Raw data below:
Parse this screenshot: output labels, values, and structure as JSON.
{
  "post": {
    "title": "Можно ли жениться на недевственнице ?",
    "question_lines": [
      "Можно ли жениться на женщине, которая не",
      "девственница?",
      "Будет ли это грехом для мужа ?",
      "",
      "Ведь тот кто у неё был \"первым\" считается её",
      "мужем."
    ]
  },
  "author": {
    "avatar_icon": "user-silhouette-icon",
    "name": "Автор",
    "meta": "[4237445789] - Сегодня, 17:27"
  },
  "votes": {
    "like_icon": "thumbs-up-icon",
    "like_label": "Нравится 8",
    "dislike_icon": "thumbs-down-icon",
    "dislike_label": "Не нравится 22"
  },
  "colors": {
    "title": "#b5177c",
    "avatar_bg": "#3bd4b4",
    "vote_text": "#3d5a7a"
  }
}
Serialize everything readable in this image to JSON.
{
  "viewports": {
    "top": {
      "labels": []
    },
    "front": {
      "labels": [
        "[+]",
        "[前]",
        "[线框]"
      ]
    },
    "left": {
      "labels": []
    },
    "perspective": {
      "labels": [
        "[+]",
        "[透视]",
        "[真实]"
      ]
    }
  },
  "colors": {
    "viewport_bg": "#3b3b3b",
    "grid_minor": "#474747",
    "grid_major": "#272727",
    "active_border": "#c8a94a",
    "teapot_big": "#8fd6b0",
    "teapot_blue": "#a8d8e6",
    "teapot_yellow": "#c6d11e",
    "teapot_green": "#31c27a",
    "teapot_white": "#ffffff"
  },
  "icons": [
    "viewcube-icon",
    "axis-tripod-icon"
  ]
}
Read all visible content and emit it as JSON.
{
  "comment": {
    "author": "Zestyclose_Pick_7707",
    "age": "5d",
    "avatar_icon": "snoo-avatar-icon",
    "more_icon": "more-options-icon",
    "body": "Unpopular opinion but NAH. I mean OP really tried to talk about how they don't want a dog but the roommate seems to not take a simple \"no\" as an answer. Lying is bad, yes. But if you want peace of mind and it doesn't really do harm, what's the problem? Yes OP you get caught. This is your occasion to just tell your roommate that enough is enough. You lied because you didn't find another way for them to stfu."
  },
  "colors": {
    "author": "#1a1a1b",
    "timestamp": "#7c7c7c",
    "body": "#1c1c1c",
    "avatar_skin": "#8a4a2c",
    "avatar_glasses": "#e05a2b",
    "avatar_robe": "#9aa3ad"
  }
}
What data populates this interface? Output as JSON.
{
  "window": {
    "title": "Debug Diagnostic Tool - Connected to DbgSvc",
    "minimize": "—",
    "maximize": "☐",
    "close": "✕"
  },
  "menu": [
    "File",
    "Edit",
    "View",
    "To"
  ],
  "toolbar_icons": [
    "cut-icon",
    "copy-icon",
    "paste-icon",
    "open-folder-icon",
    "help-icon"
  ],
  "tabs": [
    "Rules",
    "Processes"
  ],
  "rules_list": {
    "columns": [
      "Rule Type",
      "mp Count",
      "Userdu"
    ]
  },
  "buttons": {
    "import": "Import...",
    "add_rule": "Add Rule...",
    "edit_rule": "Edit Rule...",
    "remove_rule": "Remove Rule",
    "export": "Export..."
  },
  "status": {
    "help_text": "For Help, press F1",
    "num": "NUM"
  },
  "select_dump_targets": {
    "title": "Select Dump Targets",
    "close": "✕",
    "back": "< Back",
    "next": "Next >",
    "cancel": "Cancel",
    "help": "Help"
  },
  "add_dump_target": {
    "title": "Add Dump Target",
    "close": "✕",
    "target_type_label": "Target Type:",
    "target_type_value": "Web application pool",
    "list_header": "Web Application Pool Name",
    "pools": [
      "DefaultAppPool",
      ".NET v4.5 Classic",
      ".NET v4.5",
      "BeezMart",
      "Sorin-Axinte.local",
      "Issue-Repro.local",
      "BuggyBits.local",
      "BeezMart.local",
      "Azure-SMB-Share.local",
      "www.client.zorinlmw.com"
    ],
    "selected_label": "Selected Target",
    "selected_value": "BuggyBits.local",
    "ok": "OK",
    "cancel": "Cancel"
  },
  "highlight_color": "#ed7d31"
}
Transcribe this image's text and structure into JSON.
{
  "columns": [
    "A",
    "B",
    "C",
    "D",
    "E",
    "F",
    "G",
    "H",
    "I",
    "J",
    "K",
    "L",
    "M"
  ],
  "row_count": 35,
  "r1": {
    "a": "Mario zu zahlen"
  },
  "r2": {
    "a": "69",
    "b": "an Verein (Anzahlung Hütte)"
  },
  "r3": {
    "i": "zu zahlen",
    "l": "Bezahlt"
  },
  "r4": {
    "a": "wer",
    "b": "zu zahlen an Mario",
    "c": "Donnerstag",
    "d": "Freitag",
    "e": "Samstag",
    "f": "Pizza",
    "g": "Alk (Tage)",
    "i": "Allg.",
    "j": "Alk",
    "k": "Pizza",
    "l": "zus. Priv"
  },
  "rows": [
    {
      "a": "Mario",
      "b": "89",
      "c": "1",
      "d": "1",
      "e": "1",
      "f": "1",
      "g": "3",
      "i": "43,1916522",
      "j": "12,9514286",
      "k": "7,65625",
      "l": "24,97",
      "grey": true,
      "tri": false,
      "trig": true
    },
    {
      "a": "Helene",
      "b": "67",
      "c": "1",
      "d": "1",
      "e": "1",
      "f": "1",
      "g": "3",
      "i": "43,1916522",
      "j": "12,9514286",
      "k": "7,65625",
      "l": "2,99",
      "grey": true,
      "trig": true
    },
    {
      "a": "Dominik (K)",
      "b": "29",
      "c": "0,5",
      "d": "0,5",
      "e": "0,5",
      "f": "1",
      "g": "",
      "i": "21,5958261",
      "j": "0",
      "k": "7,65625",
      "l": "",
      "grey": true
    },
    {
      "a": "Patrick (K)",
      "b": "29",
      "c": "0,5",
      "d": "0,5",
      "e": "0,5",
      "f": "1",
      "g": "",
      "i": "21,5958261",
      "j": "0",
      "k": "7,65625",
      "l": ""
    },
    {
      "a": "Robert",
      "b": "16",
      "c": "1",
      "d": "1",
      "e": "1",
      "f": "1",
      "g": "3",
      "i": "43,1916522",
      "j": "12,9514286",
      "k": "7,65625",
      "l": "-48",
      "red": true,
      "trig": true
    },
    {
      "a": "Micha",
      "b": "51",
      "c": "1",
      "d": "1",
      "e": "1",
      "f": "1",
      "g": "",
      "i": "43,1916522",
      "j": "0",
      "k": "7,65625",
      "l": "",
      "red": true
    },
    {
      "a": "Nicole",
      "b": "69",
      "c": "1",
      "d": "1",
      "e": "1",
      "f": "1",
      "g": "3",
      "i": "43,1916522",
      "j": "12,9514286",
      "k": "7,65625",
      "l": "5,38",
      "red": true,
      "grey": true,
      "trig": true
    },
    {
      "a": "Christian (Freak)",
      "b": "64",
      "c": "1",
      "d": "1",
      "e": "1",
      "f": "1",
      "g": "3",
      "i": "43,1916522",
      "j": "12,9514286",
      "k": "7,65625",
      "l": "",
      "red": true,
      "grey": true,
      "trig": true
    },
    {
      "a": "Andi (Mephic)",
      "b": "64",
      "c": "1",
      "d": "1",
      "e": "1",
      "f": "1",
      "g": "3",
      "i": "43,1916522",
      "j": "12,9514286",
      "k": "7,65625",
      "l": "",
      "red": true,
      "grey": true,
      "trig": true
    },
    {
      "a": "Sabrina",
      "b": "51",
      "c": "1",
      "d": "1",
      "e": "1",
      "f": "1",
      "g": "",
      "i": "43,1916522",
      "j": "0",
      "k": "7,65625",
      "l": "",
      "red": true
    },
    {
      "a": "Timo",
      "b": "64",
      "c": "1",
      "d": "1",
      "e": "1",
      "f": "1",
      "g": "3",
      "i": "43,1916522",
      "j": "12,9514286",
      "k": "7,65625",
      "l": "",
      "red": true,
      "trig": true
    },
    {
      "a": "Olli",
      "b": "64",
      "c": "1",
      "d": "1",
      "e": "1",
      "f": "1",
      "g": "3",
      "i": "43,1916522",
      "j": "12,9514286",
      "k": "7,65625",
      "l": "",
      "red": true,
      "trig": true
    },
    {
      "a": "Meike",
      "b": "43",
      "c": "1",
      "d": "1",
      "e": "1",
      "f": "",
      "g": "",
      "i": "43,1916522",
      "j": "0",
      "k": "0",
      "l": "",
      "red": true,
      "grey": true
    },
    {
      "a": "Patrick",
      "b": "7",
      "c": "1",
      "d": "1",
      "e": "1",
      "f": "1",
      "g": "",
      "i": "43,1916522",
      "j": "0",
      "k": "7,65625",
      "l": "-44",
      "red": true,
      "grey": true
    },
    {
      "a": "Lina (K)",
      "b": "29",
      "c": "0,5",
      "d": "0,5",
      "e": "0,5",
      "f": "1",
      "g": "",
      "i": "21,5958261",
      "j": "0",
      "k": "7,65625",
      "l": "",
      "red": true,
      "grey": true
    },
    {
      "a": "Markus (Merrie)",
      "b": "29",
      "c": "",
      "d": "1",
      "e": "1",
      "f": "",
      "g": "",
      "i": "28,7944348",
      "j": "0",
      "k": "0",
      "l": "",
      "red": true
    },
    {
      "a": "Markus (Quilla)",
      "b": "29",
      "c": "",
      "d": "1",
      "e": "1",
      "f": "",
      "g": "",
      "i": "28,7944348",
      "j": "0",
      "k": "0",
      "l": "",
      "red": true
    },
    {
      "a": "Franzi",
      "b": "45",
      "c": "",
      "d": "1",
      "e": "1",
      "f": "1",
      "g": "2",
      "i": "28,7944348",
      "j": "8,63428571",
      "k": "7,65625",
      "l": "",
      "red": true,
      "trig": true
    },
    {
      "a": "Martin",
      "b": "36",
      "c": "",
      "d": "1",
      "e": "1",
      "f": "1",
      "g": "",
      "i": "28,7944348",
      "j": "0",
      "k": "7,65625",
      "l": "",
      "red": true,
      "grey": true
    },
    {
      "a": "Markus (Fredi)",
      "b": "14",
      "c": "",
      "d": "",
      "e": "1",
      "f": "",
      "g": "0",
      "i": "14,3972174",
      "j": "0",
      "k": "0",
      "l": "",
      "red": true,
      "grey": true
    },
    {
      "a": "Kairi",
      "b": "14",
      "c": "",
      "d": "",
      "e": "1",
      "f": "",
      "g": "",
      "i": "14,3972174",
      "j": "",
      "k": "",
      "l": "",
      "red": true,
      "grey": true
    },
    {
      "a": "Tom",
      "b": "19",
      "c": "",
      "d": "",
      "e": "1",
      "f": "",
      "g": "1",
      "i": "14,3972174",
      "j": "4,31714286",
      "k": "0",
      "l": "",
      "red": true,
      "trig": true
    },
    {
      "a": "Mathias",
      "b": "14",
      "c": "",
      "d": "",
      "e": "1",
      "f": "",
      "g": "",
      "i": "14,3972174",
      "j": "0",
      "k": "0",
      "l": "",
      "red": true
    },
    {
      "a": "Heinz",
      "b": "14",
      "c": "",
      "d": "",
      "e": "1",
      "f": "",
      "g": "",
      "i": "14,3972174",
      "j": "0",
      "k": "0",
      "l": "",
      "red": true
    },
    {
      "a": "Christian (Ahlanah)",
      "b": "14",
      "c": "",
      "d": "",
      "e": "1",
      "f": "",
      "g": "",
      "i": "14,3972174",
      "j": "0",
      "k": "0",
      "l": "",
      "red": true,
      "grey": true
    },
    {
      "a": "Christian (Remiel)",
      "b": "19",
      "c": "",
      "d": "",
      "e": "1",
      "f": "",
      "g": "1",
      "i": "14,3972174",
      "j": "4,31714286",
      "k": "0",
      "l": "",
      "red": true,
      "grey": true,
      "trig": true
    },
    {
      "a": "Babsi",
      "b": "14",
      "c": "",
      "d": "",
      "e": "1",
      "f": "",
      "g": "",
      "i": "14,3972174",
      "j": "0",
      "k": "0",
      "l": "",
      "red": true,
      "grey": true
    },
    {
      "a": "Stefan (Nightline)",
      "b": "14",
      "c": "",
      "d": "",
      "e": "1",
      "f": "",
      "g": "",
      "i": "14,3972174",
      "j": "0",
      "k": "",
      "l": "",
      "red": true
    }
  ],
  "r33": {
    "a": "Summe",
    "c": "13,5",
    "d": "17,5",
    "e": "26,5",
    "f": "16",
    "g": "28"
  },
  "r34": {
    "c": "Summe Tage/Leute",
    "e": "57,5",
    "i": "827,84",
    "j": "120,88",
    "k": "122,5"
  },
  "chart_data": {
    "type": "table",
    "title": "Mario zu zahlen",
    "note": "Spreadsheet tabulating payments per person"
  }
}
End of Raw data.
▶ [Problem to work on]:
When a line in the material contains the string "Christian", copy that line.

▶ [Result below]:
      "a": "Christian (Freak)",
      "a": "Christian (Ahlanah)",
      "a": "Christian (Remiel)",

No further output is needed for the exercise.